Strong leader emerging
There is no particular surprise about this.
In an article in the latest edition of The New York Review of Books, a former senior US diplomat Peter W Galbraith, and now senior diplomatic fellow at the Center for Arms Control and Non-Proliferation, described Iyad Allawi as "America's man in Iraq".
"The interim prime minister, a Shiite [Shia], is tough, pro-American, but not visibly subservient. He is determined to take on the responsibility of fighting the insurgents, whether Sunni or Shiite, and prepared to be as ruthless as necessary to win," he wrote.
The reality is that the much-feared tension between the hawkish US ambassador to Iraq John Negroponte and aggressive US military on the one side and the more moderate Iraqi government on the other has not come to pass.
This is because Iyad Allawi is just as tough as the Americans.
The attacks on the city of Falluja for example have continued.

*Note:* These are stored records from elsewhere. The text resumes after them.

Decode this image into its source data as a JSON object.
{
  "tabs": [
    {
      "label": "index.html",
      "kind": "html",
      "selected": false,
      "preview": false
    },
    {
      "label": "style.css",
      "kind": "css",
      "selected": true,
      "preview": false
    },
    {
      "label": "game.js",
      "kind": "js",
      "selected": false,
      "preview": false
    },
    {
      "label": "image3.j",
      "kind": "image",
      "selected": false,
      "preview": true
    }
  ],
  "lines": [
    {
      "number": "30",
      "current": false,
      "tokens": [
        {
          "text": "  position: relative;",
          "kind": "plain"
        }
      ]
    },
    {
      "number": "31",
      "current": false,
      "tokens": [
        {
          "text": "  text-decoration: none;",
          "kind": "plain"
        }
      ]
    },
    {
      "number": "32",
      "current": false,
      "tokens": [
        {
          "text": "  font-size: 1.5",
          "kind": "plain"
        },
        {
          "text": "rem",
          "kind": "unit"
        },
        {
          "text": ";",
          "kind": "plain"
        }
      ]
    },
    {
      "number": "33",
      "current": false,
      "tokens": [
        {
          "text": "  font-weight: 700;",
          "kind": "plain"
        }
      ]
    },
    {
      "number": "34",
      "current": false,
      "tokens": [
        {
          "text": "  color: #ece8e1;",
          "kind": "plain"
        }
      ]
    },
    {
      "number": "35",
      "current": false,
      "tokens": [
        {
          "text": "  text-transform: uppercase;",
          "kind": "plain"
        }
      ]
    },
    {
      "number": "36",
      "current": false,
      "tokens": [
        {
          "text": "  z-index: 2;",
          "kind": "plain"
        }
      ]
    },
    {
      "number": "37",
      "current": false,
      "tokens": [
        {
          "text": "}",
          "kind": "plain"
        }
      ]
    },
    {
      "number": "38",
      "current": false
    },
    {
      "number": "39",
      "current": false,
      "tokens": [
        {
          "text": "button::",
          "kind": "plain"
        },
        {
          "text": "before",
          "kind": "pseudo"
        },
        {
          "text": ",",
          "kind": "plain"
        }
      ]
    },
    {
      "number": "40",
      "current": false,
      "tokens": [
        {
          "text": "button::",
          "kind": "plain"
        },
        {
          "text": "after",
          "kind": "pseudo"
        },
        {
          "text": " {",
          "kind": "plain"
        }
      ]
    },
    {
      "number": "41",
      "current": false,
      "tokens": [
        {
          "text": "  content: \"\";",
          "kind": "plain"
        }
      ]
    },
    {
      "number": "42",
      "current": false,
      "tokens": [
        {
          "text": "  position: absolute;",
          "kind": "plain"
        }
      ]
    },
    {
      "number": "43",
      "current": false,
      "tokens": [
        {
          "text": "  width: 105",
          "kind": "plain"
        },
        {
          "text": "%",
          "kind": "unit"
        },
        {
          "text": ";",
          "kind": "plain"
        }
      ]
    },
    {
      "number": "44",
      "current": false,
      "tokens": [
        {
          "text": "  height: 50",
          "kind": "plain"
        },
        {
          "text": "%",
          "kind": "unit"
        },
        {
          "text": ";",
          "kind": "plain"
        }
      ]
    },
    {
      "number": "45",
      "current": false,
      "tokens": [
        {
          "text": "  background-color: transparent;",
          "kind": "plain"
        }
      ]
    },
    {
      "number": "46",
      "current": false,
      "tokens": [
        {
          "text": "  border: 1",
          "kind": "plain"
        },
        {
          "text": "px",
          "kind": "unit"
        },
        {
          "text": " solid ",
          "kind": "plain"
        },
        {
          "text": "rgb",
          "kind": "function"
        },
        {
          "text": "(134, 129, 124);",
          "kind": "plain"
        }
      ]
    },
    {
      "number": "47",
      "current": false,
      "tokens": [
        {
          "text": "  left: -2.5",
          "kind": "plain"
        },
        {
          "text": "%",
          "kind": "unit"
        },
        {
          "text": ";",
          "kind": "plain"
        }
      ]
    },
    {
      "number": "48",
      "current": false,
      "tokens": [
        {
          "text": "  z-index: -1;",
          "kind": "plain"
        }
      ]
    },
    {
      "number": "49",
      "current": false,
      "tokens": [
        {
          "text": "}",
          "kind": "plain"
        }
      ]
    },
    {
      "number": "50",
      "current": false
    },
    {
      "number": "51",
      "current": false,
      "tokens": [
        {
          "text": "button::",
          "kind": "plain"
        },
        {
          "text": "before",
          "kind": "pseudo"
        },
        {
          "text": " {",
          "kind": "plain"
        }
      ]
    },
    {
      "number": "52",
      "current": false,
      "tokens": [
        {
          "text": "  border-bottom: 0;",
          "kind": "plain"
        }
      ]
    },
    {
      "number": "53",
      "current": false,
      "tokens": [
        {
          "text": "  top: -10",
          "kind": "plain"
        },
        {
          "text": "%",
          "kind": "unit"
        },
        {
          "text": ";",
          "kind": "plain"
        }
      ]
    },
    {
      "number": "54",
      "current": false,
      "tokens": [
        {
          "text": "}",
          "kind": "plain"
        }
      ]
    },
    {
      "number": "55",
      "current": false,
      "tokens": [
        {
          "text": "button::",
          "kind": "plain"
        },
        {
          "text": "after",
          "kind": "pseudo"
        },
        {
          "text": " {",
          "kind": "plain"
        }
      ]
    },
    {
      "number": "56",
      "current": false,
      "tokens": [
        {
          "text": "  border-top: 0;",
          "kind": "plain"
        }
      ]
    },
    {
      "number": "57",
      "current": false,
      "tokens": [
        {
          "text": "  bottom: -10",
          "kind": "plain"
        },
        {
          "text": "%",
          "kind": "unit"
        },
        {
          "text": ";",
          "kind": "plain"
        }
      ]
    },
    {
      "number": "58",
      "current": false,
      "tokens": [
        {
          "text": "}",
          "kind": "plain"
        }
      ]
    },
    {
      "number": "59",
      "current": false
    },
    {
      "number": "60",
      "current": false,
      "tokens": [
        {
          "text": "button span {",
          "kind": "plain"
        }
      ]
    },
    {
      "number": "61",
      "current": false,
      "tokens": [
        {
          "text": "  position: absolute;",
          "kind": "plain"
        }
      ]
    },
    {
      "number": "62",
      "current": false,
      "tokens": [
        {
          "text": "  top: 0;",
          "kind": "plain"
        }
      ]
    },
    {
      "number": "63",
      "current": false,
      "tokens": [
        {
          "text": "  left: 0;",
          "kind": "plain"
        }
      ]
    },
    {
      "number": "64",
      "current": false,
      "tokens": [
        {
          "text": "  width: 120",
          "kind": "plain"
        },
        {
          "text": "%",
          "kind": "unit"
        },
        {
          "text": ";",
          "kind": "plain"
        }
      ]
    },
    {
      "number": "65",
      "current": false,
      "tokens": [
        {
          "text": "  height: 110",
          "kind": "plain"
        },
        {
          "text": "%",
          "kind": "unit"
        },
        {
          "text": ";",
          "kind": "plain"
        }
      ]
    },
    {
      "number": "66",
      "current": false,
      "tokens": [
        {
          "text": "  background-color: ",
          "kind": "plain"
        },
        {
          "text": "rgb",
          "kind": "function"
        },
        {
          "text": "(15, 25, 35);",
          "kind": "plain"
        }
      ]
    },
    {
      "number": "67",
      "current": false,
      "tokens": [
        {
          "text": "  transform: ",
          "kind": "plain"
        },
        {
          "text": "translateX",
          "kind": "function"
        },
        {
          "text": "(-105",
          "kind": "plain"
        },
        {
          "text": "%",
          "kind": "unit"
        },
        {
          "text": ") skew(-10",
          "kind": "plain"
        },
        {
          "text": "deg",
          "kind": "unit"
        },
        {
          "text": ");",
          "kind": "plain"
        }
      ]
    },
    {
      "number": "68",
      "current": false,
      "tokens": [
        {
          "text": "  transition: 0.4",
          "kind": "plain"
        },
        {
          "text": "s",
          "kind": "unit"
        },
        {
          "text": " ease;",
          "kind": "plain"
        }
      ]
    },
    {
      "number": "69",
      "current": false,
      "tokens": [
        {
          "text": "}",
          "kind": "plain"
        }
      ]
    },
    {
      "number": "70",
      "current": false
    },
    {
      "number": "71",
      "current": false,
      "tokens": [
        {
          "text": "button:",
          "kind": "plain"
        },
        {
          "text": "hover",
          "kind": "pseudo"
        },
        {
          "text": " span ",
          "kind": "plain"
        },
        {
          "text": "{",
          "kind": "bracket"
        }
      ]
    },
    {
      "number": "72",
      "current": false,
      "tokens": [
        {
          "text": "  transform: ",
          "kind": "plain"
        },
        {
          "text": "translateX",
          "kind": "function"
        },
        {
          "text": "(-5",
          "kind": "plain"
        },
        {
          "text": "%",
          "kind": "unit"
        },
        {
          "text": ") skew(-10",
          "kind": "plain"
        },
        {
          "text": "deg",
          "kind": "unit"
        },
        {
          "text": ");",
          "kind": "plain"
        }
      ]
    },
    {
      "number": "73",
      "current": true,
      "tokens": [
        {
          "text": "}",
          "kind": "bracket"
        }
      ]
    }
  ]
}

He can bring something else of course which the Americans cannot. He can bring his political and personal influence to bear. He negotiated with the Shias rebelling in the south while holding the big stick of the US military in readiness.
He has spoken to prominent figures in the areas where US troops cannot go, while showing readiness to accept US air strikes where felt necessary.
Tough enough for office
What he cannot afford to do is to show weakness towards the man believed to be behind the kidnappings, Abu Musab al-Zarqawi. Indeed, Zarqawi is reckoned to be the man who actually cuts the heads off his victims.
There have been those who predicted that out of the chaos in Iraq, a strongman would emerge. History demonstrates that as well. Edmund Burke predicted the rise of a Napoleon Bonaparte when the French Revolution descended into anarchy.
In Iraq, it is not supposed to happen. The leader is supposed to be democratically elected. Elections are due in January for a transitional government, which will draw up a new constitution for the holding of full elections by the end of 2005.
Mr Allawi has not said that he will stand. But his actions indicate that he does not mind the pressures of office.
Whether his policies will work is quite another matter,
Peter Galbraith, who helped reveal Saddam Hussein's repression of the Kurds in the 1980s, has been pessimistic about Iraq before. He is even more pessimistic now and wrote in his article:
"In the May 13 issue of The New York Review of Books, I argued that the breakup of Iraq seemed more likely than a successful transition to a centralized democracy. I suggested that Iraq can be held together only as a loose federation.
"Subsequent events make such a breakup more likely than ever."
Mr Allawi would disagree and is trying to prove such prophesying wrong.